Towash LbNA # 45882
|Owner||Boots Tex |
|Placed Date||Mar 3 2009|
|Found By||??? |
|Last Update||Mar 3 2011 |
Towash was a settlement on Towash Creek fifteen miles west of Hillsboro in extreme west central Hill County. The area was originally settled by a band of Hainai Indians, who moved from Louisiana to the east bank of the Brazos River in 1835. Anglo-American traders and soldiers referred to the settlement as Towash Village, for the name of the Indians' leader. The arrival of substantial numbers of Anglo-American settlers in 1850 forced the Hainai to move again, this time to a site further upriver. The white pioneers apparently established a settlement, which they called Towash, at the site of the former Indian community. Prominent among the newly arrived settlers were brothers Simpson Cash Dyer and James Harrison Dyer, who in 1854 received permission from state authorities to construct a stone dam on the Brazos River at Towash to power a gristmill. In 1860 the Dyers added a wool-carding machine to their water-driven industrial plant. During the early years of the Civil War, women reportedly traveled from as far as 100 miles away to have wool carded at Towash for use in clothing and blankets for Confederate soldiers. A flood destroyed the dam in 1863, but it apparently was rebuilt and a cotton gin established by 1866, the year in which a local post office began operating. This post office closed in 1881, reopened in 1899, and closed permanently two years later. Between 1860 and 1870 Towash had a number of stores and wagonyards, a blacksmith shop, and a ferryboat system. The community began to decline during the late 1870s, however, as the growth of nearby Whitney drew away settlers and businesses. In 1905-06 the white school at Towash had sixty-five students and the black school, fifty. In 1908 a flood destroyed the dam, mill, and gin. The area was permanently inundated as a result of the construction of Lake Whitney in 1951, and today, when the lake is up, Towash lies 50 feet below water.
This letterbox is located at L A K E W H I T N E Y S T A T E P A R K in Hill County, Texas. Take I-35 to Hillsboro. Take State Hwy. 22 west 14 miles and follow the signs to the park. Pay your fee then continue straight on the entry road. Towash may be a little hard to find. My box is not very mysterious, just a little elusive.
To the Box:
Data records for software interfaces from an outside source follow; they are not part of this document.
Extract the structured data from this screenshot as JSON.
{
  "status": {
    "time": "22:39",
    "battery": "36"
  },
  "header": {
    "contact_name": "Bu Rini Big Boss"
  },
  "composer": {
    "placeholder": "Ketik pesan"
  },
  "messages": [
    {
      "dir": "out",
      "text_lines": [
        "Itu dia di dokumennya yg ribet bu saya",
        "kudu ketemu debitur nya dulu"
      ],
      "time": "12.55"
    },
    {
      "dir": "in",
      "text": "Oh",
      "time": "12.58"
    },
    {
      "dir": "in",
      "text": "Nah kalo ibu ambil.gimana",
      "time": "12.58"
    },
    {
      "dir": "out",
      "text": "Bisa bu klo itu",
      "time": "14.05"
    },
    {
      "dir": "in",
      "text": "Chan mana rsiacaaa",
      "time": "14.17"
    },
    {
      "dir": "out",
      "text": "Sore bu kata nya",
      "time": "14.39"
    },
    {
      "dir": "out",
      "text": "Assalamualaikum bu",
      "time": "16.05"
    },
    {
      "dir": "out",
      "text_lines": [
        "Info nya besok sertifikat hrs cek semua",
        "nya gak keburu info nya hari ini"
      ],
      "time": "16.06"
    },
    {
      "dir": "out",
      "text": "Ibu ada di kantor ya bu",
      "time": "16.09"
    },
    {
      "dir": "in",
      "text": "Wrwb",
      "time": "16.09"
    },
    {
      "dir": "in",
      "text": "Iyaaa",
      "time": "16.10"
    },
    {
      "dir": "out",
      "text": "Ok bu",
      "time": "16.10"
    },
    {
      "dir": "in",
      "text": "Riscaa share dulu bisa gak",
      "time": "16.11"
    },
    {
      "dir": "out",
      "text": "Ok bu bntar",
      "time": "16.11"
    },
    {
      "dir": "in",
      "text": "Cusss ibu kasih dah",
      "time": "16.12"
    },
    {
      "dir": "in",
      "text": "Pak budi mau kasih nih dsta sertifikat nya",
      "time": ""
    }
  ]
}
Pass the group Facility Building and the road to the boat ramp. Bear right at the rest rooms and park across the road in front of the historical marker. Be sure to read it so you can recognize Towash when you see it, then find the trail behind the swings and walk down toward the lake. After about 90 steps from the beginning of the path, you’ll find yourself at a narrow spot between cedar trees and the path will begin to slope ever steep down to the lake. Stop here and take a bearing of 215 degrees. You’ll see a small oak tree off the trail about 30 steps away. Walk toward it, but start around it on the lake side and look down to the left for a small pile of white rocks. There you’ll find Towash. Be sure to build the pile back the way you found it to hide the box.